The 11-speed Shimano GRX drivetrain performed smoothly and efficiently. The cassette has a cog range from 10 to 42 teeth, ideal for both pushing the pace on flat pavement as well as spinning up gravel climbs. The hydraulic disc brakes are great for riding in messy conditions or mud, since you’ll always grab a handful of control, rather than squealing a pad along a wet rim. Marin shaved a bit off the price by using its proprietary seat, stem, handlebar, and wheels—those choices (and the dropper post) make the Headlands 2 among the heavier carbon fiber gravel bikes, but those choices hardly affect the ride quality.
THE BREAKDOWN: MARIN HEADLANDS 2
Frame and Fork Carbon
Rims and hubs Marin aluminum
Drivetrain 1×11-speed Shimano GRX Shadow
Cassette SunRace 11-Speed XD, 10-42T
Crankset FSA Gossamer Pro, Megatooth 42T
Brakes Shimano GRX Hydraulic Disc, 160mm rotors
Brake levers Shimano GRX Hydraulic w/ Shifter & Integrated Dropper Lever
Tires Schwalbe G-One Performance, 700 x 40mm
Tire clearance 700 x 45mm or 650B x 50mm tires
Seatpost TranzX YSP11 Dropper Post, 105mm travel
Handlebar Marin Butted Alloy flared drop bars
Stem Marin 3D Forged Alloy
Headset FSA Orbit IS
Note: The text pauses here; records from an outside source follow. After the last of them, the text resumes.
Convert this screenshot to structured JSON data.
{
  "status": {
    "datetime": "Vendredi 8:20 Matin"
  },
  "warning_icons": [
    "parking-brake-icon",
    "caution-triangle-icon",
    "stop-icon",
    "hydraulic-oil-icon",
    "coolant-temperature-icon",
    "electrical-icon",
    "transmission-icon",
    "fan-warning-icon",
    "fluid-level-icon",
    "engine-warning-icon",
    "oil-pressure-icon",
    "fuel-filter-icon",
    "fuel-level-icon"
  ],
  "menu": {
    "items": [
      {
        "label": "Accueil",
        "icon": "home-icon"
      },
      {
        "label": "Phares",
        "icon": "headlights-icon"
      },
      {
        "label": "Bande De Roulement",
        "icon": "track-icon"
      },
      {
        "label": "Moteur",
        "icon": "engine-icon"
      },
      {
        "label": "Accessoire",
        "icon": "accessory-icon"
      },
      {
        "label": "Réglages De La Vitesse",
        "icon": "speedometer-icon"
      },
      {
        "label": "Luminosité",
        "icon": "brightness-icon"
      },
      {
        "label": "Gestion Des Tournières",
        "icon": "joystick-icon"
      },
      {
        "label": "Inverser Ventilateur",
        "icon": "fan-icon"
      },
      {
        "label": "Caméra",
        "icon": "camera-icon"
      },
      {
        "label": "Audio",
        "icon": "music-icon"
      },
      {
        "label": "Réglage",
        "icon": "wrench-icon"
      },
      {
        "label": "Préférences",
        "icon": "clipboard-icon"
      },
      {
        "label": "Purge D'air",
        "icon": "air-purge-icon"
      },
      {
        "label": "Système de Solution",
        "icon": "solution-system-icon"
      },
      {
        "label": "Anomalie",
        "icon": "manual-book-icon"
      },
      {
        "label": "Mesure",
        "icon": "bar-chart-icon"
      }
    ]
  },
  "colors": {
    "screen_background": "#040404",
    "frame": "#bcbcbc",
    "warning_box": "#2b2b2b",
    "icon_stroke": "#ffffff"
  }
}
Saddle Marin Beyond Road Concept Elite
The Headlands 2 comes with a dropper post that Marin seamlessly integrated into the left brake lever—since the drivetrain is a 1x, the “shift” motion you do with the left-hand lever activates the dropper. I test-rode a size 49—the smallest Marin offers—and the seat post hit its maximum insert height at a little taller than my saddle height, which is 64cm (I’m 5-foot-3, for reference). I could just shrug the dropper down to where I could reach the pedals comfortably, but shorter riders should note the minimum saddle height.
Aside from the saddle height issue, the Headlands was super comfortable to ride. The handlebar is wider than a road bike set up (42cm to my road bike’s 38) and also a bit higher up to give you a little more control in an upright, open position. Plus, the wide tires and carbon frame smoothed out the gravel road beneath me so well that I was no less comfortable than I am riding on pavement.
If you’re looking into bikepacking or touring, the Headlands 2 is ready for that, too. The removable seat stay brace and tons of bosses on the frame (15 on the front triangle alone) can be decked out with fenders, racks, bottle cages, and frame bags. And if you’re coming to gravel from mountain biking, you’ll love the Headlands 2’s ability to conquer light singletrack, gravel, and pavement.